PROBLEM TO WORK ON: The answer should match the entries below word for word, minus their pictures.

Segment Start: EXERCISE MATERIAL

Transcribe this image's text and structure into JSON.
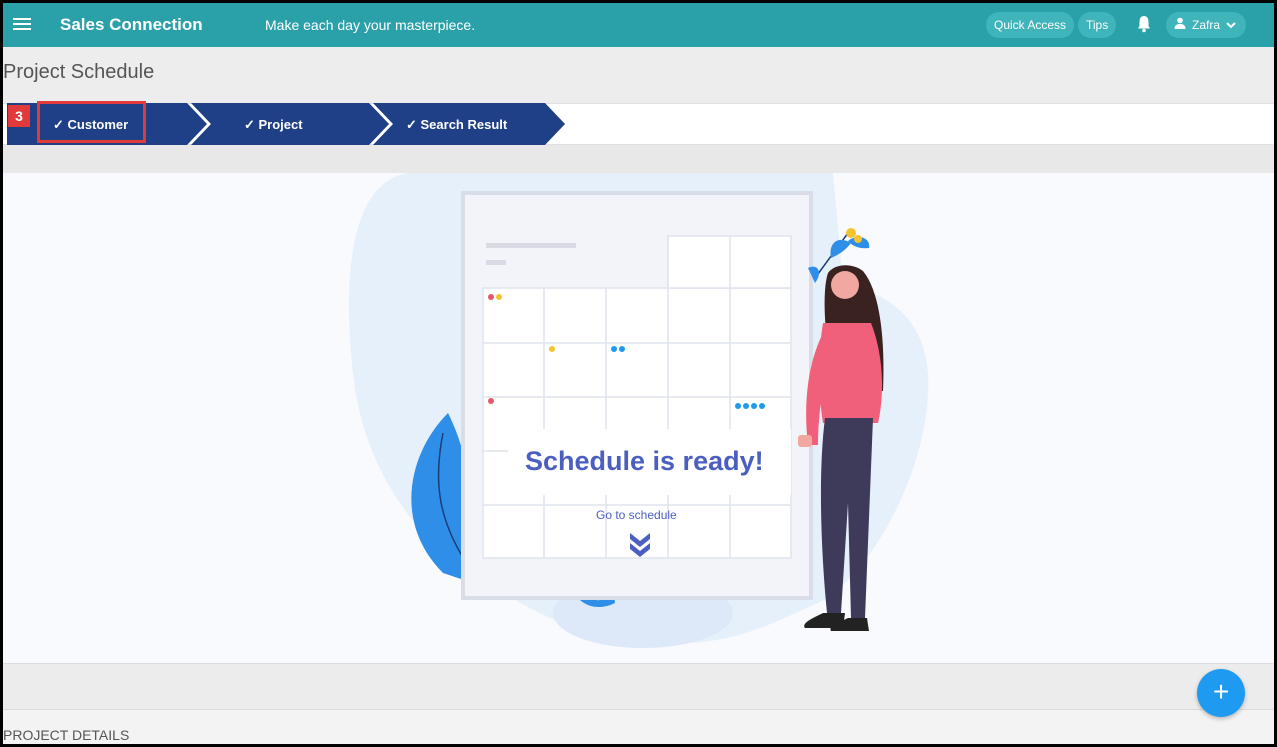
{
  "header": {
    "app_title": "Sales Connection",
    "tagline": "Make each day your masterpiece.",
    "quick_access": "Quick Access",
    "tips": "Tips",
    "user_name": "Zafra"
  },
  "page": {
    "title": "Project Schedule"
  },
  "stepper": {
    "badge": "3",
    "steps": [
      {
        "label": "✓ Customer",
        "active": true
      },
      {
        "label": "✓ Project",
        "active": false
      },
      {
        "label": "✓ Search Result",
        "active": false
      }
    ]
  },
  "hero": {
    "heading": "Schedule is ready!",
    "link": "Go to schedule"
  },
  "section": {
    "details_title": "PROJECT DETAILS"
  },
  "fab": {
    "label": "+"
  },
  "colors": {
    "topbar": "#2aa0a8",
    "step": "#1f3f86",
    "accent": "#4a5fc0",
    "highlight": "#e03a3a",
    "fab": "#1e9bf0"
  }
}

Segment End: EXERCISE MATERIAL

WRITTEN ANSWER:
Transcribe this image's text and structure into JSON.
{
  "header": {
    "app_title": "Sales Connection",
    "tagline": "Make each day your masterpiece.",
    "quick_access": "Quick Access",
    "tips": "Tips",
    "user_name": "Zafra"
  },
  "page": {
    "title": "Project Schedule"
  },
  "stepper": {
    "badge": "3",
    "steps": [
      {
        "label": "✓ Customer",
        "active": true
      },
      {
        "label": "✓ Project",
        "active": false
      },
      {
        "label": "✓ Search Result",
        "active": false
      }
    ]
  },
  "hero": {
    "heading": "Schedule is ready!",
    "link": "Go to schedule"
  },
  "section": {
    "details_title": "PROJECT DETAILS"
  },
  "fab": {
    "label": "+"
  },
  "colors": {
    "topbar": "#2aa0a8",
    "step": "#1f3f86",
    "accent": "#4a5fc0",
    "highlight": "#e03a3a",
    "fab": "#1e9bf0"
  }
}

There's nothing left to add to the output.